(Data about app and page elements)
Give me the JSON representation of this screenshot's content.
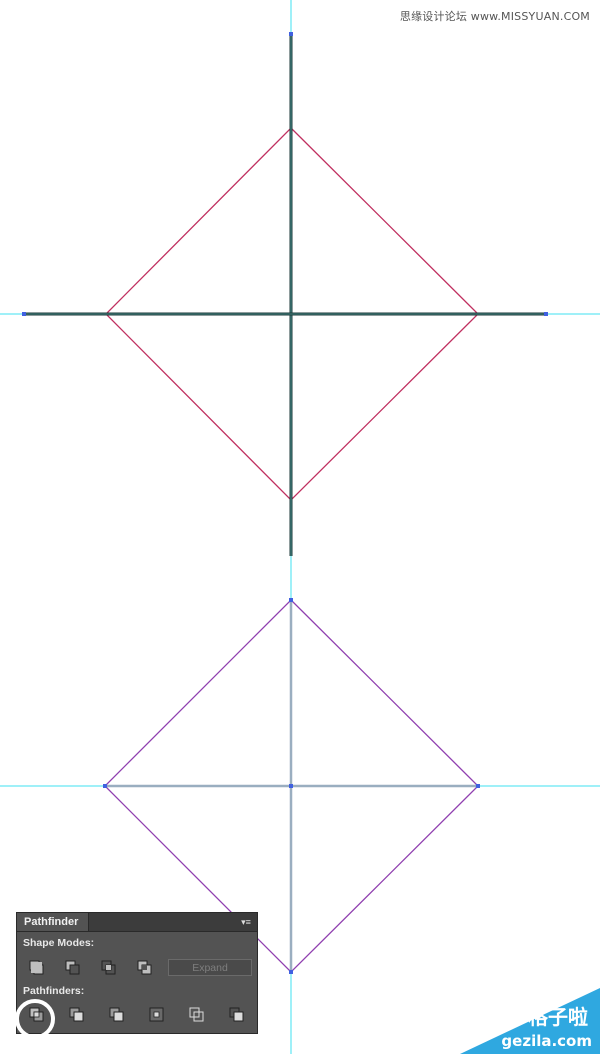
{
  "watermark": "思缘设计论坛 www.MISSYUAN.COM",
  "colors": {
    "guide": "#3fe0f0",
    "top_diamond": "#c03060",
    "bottom_diamond": "#9040b0",
    "cross_line": "#1e3a38",
    "bottom_cross": "#9aaec0",
    "anchor": "#4060e0",
    "panel_bg": "#535353",
    "logo_bg": "#2fa8e0"
  },
  "pathfinder": {
    "tab_title": "Pathfinder",
    "menu_icon": "panel-menu-icon",
    "shape_modes_label": "Shape Modes:",
    "shape_mode_icons": [
      "unite-icon",
      "minus-front-icon",
      "intersect-icon",
      "exclude-icon"
    ],
    "expand_label": "Expand",
    "pathfinders_label": "Pathfinders:",
    "pathfinder_icons": [
      "divide-icon",
      "trim-icon",
      "merge-icon",
      "crop-icon",
      "outline-icon",
      "minus-back-icon"
    ],
    "highlighted": "divide-icon"
  },
  "logo": {
    "cn": "格子啦",
    "url": "gezila.com"
  }
}
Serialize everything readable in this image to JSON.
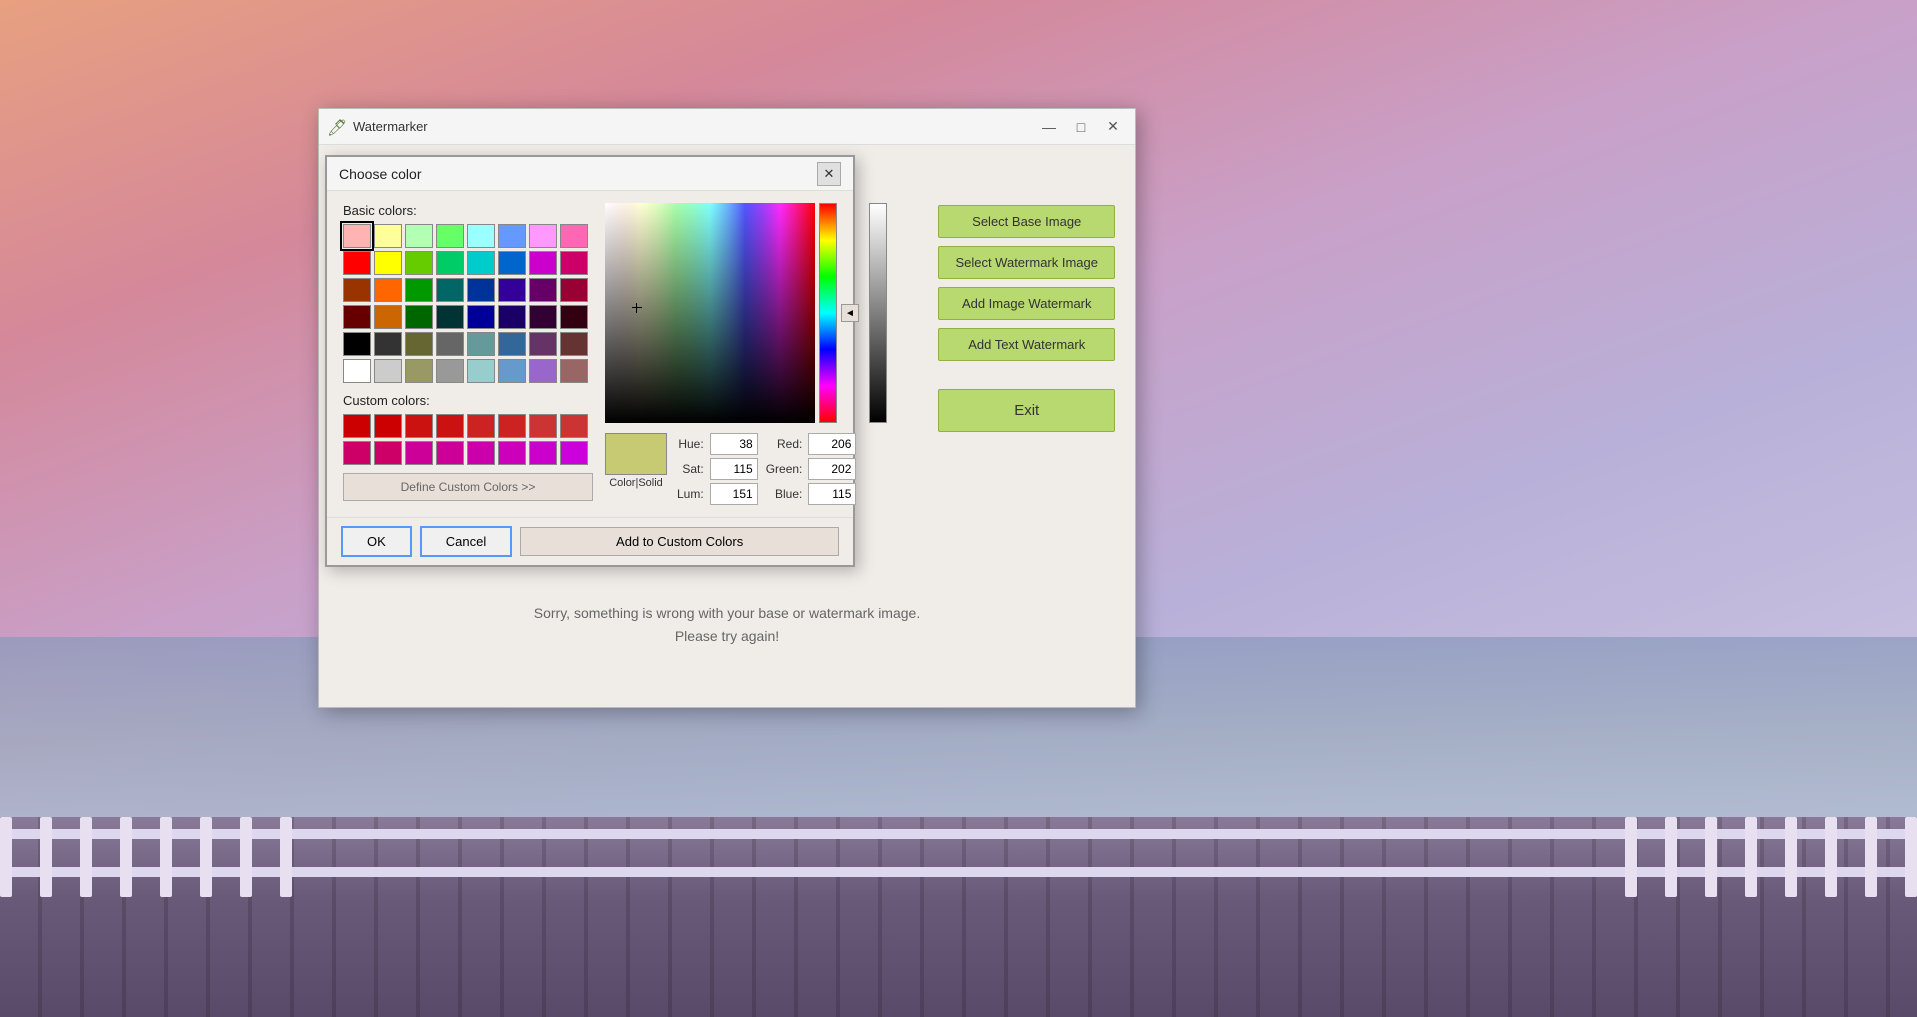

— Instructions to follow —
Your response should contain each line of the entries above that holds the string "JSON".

— Written solution —
Give me the JSON representation of this screenshot's content.
Serialize everything readable in this image to JSON.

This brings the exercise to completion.